The President of the Senate shall, in the presence of the Senate and House of Representatives, open all the certificates and the votes shall then be counted;–the person having the greatest number of votes for President, shall be the President, if such number be a majority of the whole number of electors appointed; and if no person have such majority, then from the persons having the highest numbers not exceeding three on the list of those voted for as President, the House of Representatives shall choose immediately, by ballot, the President. 
At the time of the counting of the 2020 electoral votes, there were several states in which litigation was pending concerning the validity of the vote. President Trump felt that the votes of disputed states should be determined by the Vice President. The legal advisors of the Vice President disagreed, feeling that the Vice President, as the President of the Senate, had only ministerial responsibility to declare the vote of each state. In this case, it is likely that the legal advisors of the Vice President were correct, The wording of the Constitution does not appear to give any power to the Vice President to make legal determinations. Moreover, at the time the Constitution was enacted, the States would have resisted any such claim as an imposition on their powers to determine their own electors.
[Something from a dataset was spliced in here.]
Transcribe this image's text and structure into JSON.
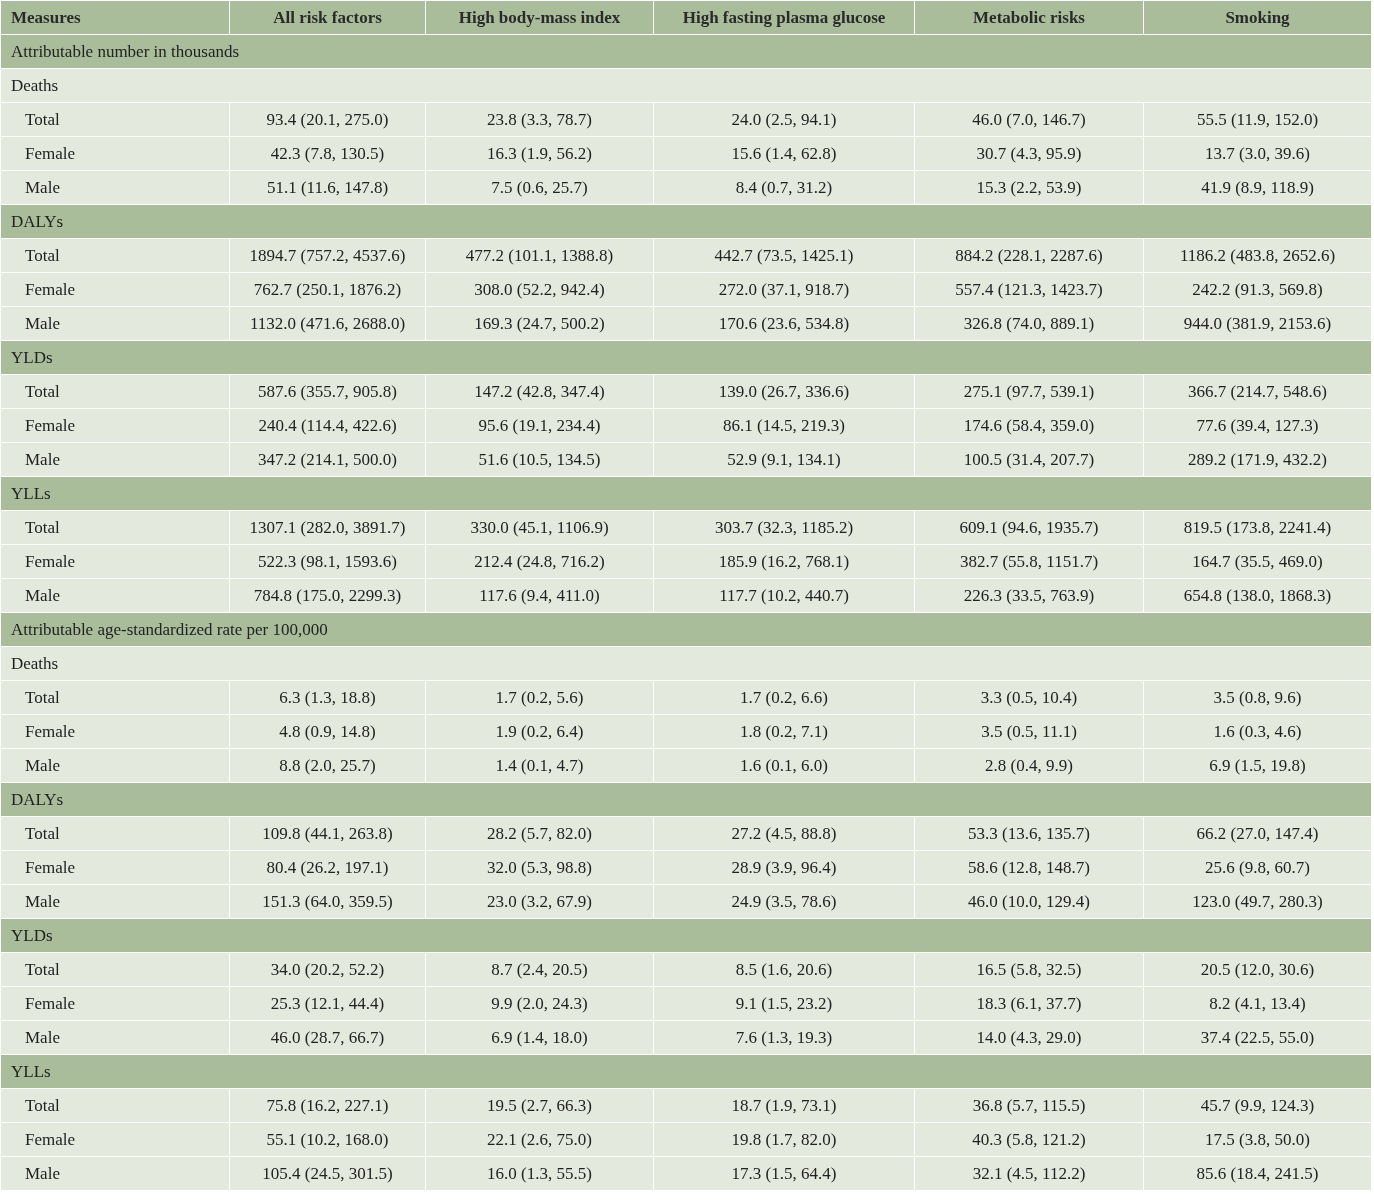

In my view, the 2020 Election revealed the need for a set process to resolve contested election suits. Given the complexity of the cases, there is simply not enough time between an election day and the day Congress counts the votes for a normal judicial process to take place. Some group needs to be authorized to hear relevant evidence and make determinations of fact related to elections in a timely way where there are credible allegations of fraud sufficient to have tipped the election one way or another.
This week, I decided to deal with the two amendments to the Constitution enacted after the Bill of Rights and before the important amendments that resulted from the Civil War. It is a welcome relief from the speculations of Kant and Hegel, as important as they are. There was and is something comforting about a return to the law and Constitution from the speculations of philosophers!
Copyright, 2021, G. Christopher Scruggs, All Rights Reserved
 Constitution of the United States of America, Amendment 11.
 Constitution of the United States of America, Article III, Section 2.
 Several other suits against other states were pending at the time Chisholm was decided in 1793, including Vassall v. Massachusetts, in which a British subject (William Vassall) sued Massachusetts for violating the Treaty of Peace by confiscating his property.
 Chisholm v. Georgia 2 U.S. 419 (1793), Justice Iredell dissenting.
 Constitution of the United States of America, Amendment 12.
 I am indebted to the work of the Interactive Constitution at https://constitutioncenter.org/interactive-constitution/interpretation/amendment-xii/interps/171 (Accessed October 7, 2021) for much of the analysis of this blog.
 “The Electoral College and Indecisive Elections” History, Art and Archives, nited States House of Representatives, at https://history.house.gov/Institution/Origins-Development/Electoral-College/ (downloaded October 11, 2021).
 Constitution of the United States of America, Amendment 12. This provision superseded the original provisions of Artice II, Section 1 of the Constitution.